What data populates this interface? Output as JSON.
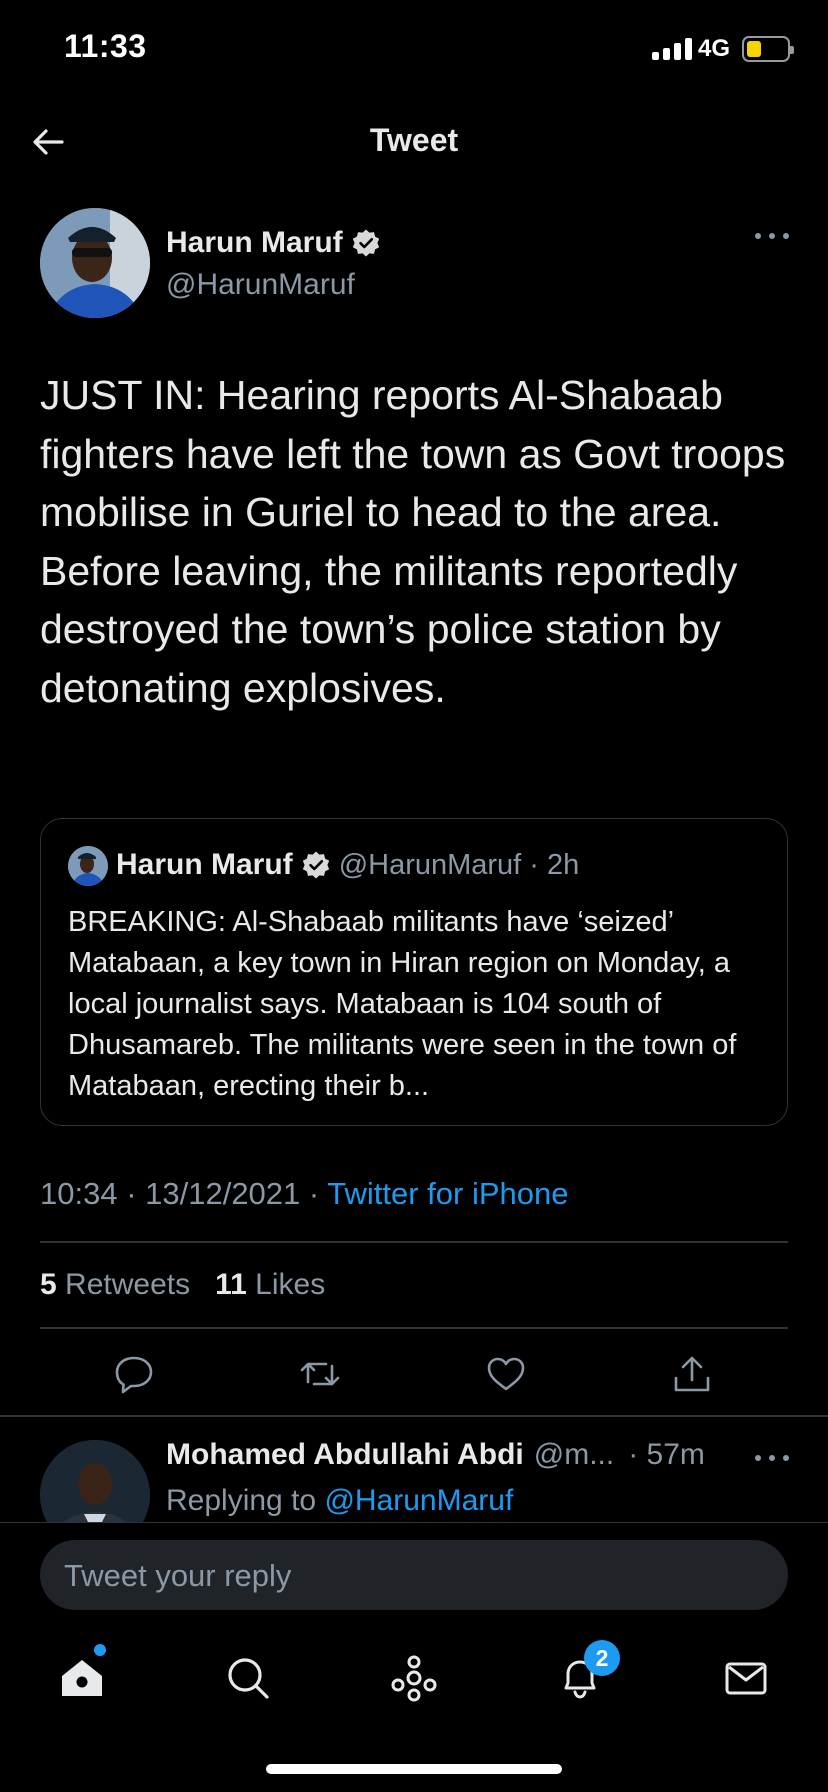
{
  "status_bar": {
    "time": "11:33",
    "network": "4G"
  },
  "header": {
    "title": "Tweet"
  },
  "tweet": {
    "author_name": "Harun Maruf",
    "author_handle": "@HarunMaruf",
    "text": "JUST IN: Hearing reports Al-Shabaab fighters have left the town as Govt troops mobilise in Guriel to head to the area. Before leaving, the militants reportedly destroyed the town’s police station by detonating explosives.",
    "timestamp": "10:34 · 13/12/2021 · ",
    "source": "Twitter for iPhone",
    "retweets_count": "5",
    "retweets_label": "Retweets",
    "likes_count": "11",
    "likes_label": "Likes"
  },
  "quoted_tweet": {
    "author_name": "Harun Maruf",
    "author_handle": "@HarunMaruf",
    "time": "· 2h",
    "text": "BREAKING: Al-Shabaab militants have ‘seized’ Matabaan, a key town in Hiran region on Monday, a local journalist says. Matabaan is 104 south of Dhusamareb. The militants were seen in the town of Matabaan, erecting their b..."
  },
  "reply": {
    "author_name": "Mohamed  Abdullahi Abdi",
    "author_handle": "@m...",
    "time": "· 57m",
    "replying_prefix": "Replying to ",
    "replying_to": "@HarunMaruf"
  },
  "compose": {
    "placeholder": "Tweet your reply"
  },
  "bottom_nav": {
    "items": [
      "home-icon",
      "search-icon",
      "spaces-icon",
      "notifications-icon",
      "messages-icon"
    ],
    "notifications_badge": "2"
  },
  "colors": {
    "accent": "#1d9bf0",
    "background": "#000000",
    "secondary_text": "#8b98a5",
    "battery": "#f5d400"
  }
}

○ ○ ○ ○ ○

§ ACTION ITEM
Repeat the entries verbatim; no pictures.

§ PROBLEM SOLUTION
What data populates this interface? Output as JSON.
{
  "status_bar": {
    "time": "11:33",
    "network": "4G"
  },
  "header": {
    "title": "Tweet"
  },
  "tweet": {
    "author_name": "Harun Maruf",
    "author_handle": "@HarunMaruf",
    "text": "JUST IN: Hearing reports Al-Shabaab fighters have left the town as Govt troops mobilise in Guriel to head to the area. Before leaving, the militants reportedly destroyed the town’s police station by detonating explosives.",
    "timestamp": "10:34 · 13/12/2021 · ",
    "source": "Twitter for iPhone",
    "retweets_count": "5",
    "retweets_label": "Retweets",
    "likes_count": "11",
    "likes_label": "Likes"
  },
  "quoted_tweet": {
    "author_name": "Harun Maruf",
    "author_handle": "@HarunMaruf",
    "time": "· 2h",
    "text": "BREAKING: Al-Shabaab militants have ‘seized’ Matabaan, a key town in Hiran region on Monday, a local journalist says. Matabaan is 104 south of Dhusamareb. The militants were seen in the town of Matabaan, erecting their b..."
  },
  "reply": {
    "author_name": "Mohamed  Abdullahi Abdi",
    "author_handle": "@m...",
    "time": "· 57m",
    "replying_prefix": "Replying to ",
    "replying_to": "@HarunMaruf"
  },
  "compose": {
    "placeholder": "Tweet your reply"
  },
  "bottom_nav": {
    "items": [
      "home-icon",
      "search-icon",
      "spaces-icon",
      "notifications-icon",
      "messages-icon"
    ],
    "notifications_badge": "2"
  },
  "colors": {
    "accent": "#1d9bf0",
    "background": "#000000",
    "secondary_text": "#8b98a5",
    "battery": "#f5d400"
  }
}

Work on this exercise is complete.